By 2023, the glass door market is expected to grow by more than 6% as more and more people switch to glass doors for their homes and offices. These doors are an easy and aesthetic solution to a lot of problems.
With glass doors, you get plentiful sunlight and save on energy costs as natural light keeps the interiors warm during the day. Transparent glass doors make limited spaces appear roomier and are super easy to maintain. Additionally, you don’t have to worry about your conversations escaping the room as most glass types are very soundproof.
Because of this, there are many fantastic types of interior glass doors. Here are some of our favorites:
1. Laminated Glass
Laminated glass stands next to tempered glass in terms of toughness. It features two sheets of glass with a layer of resin in between. The resin adds to the sturdiness of the glass and gives it a denser build that makes laminated glass incredibly soundproof, which is why many of our interior glass doors use it.
2. Insulated Glass
As the name suggests, the main purpose of this glass type is to offer insulation. It comprises two glass panels with gas or vacuum in between them. This reduces the heat transfer speed, so your place remains cool in the summer and warm in the winter.
You will find that this feature has a positive impact on your energy bills, too. On average, insulated glass doors can help lower bills by 20% to 30%! Moreover, the insulated panels increase noise control–the sounds are unable to travel through the door, making insulated glass excellent at being soundproof.

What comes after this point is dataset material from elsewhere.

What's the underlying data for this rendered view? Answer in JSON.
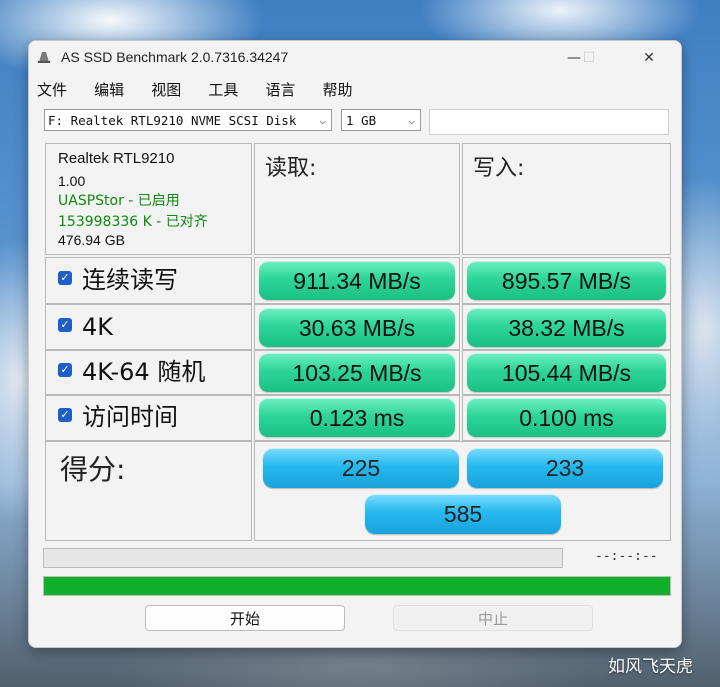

3. Frosted Glass
The biggest benefit of frosted glass doors is privacy. This glass type is translucent with a typical gray exterior; however, you can also find it in other colors.
Because it's translucent, this glass lets light pass through without letting anyone see what's going on inside. This makes it a great option for offices, bedrooms, and even bathrooms.
That said, not every frosted glass is worth buying. There are two main types of frosted glass–acid-etched and sandblasted. Both of these are named after the processes used to create the frosted effect.
The sandblasted frosted glass has a greater translucency than the acid-etched one, but it's also rougher and more expensive, meaning you’ll have a harder time getting its surface clean and shiny. On the other hand, acid-etched frosted glass is comparatively smoother. It doesn't let handprints and marks stay easily, and it costs less than the alternative.
3. Polycarbonate Glass
Strong, versatile, and colorful, polycarbonate glass is one of the best choices for doors. The material has a hard coating on the outside, which makes it durable and impact-resistant–this means you can expect it to withstand the typical rough usage of an interior door.
Some polycarbonate glass sheets also have a UV protection shield so that when light passes through them, all the harmful ultraviolet rays are filtered out. What's more, this type of glass is flexible, lightweight, and easy to mold; you can add it to a door in a variety of styles.
5. Tempered Glass
Tempered or toughened glass is four times sturdier than ordinary glass, making it one of the most popular glass types for shower doors, aquariums, fireplace glass tops, and casings; you can even use it for staircase decor.
Note that while this tough glass can support weight, it cannot handle the pressure of a bullet, and many people mistake tempered glass for bulletproof glass. With that said, tempered glass is scratch and heat-resistant.
So, Which Type Is Best?
Well, the answer depends on your needs. You can select the right type of glass for a door based on the requirements you have in mind, such as privacy, insulation, soundproofing, safety, and budget. All these glass types have their unique benefits; it’s just a matter of considering each one and deciding which one fits your needs the best.
Looking for tips on adding glass to interior doors? We’ve got you covered–take a look at our latest article.